17 April 2021, 16:43
People in Windsor have told LBC that Prince Philip 'touched so many lives' as hundreds of people gathered in the town of to take part in a national minute's silence in honour of the Duke of Edinburgh.
Hundreds of people in the town of Windsor took part in a national minute's silence in honour of the Duke of Edinburgh as his funeral began.
Crowds lining the high street outside the walls of Windsor Castle and along the Long Walk fell silent at 3pm in remembrance of the nation's longest-serving consort.
People held Union flags, partners wore matching hats and others clutched bunches of flowers.
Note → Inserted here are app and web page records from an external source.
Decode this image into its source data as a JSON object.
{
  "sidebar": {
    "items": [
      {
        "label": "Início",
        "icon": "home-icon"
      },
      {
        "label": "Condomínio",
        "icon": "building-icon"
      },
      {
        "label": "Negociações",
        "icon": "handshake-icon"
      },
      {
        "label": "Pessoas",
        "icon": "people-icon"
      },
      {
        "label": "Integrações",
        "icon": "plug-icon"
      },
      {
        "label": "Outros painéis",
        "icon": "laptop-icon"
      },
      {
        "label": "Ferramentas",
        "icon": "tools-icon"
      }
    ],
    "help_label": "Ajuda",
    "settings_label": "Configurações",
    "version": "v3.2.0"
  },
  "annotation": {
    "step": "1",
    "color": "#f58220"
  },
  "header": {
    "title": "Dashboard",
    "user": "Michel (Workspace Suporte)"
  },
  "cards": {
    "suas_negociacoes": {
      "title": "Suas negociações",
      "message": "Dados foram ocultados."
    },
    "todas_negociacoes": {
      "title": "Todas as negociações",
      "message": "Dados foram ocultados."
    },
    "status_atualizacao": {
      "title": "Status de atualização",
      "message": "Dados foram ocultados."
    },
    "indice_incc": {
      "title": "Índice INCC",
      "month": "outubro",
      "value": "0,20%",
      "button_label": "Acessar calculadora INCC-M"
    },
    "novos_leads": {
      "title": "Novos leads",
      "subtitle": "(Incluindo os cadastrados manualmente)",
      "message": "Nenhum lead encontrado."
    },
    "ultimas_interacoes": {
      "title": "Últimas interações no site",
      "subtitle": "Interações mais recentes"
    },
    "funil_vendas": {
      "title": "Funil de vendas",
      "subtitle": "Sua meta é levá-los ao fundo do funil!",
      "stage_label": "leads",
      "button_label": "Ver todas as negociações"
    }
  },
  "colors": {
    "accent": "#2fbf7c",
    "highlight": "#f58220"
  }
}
People had arrived steadily in the town throughout Saturday morning to pay their respects to the duke.
Some were seen wearing custom face masks bearing Philip's image.
One mourner told LBC: "I remember his being witty and someone for us all to look up to, especially the younger generation with the Duke of Edinburgh award.
"The award was for everybody, whatever their ability, and and he was a good role model because he did a lot for charities."
Another expressed their sadness for the Queen, saying: "I feel for the Queen, she has lost not only her husband but a friend, and I do feel sorry for her as they were married for such a long time.
"I feel really really sad for her so I wanted to come and pay my respects."
A resident also reminisced about the royal's patronages , saying he had "touched so many lives".
"Prince Philip gave an awful lot to the country and there is a lot of stuff that we can give him a lot of credit for," he said.
"So it is poignant for us to come down and pay our respects and lay some flowers. And whether they will see them or not is no difference, it is the thought that counts.
"I feel that he has touched so many people through his patronages, for example I am a keen sailor, and what he has given to the world of sailing has just been immense.
"And then also the equestrian world, where does it stop, he has touched all of our lives everywhere."
Coronavirus restrictions meant that fewer people were able to visit the town to mark the occasion but residents praised the royal family for "setting an example" by limiting numbers during the ongoing pandemic.
Road signs in the area warned: "Avoid all non-essential travel and do not gather at royal residences," though some visited briefly to lay tributes to the duke.
At midday scores of people gathered in the sunshine to watch as the King's Troop Royal Horse Artillery processed along the Long Walk up to Cambridge Gate.
Dozens of riders, wearing black, gold and red uniforms and carrying three guns, rode up to the gate where tributes to the duke have been laid throughout the week.
The regiment fired minute guns from the east lawn of Windsor Castle as Philip's coffin was taken from the castle to St George's Chapel.
Earlier, members of the public expressed their sadness that crowds could not gather in the town, and said the country was "missing out" on fully commemorating the duke's death.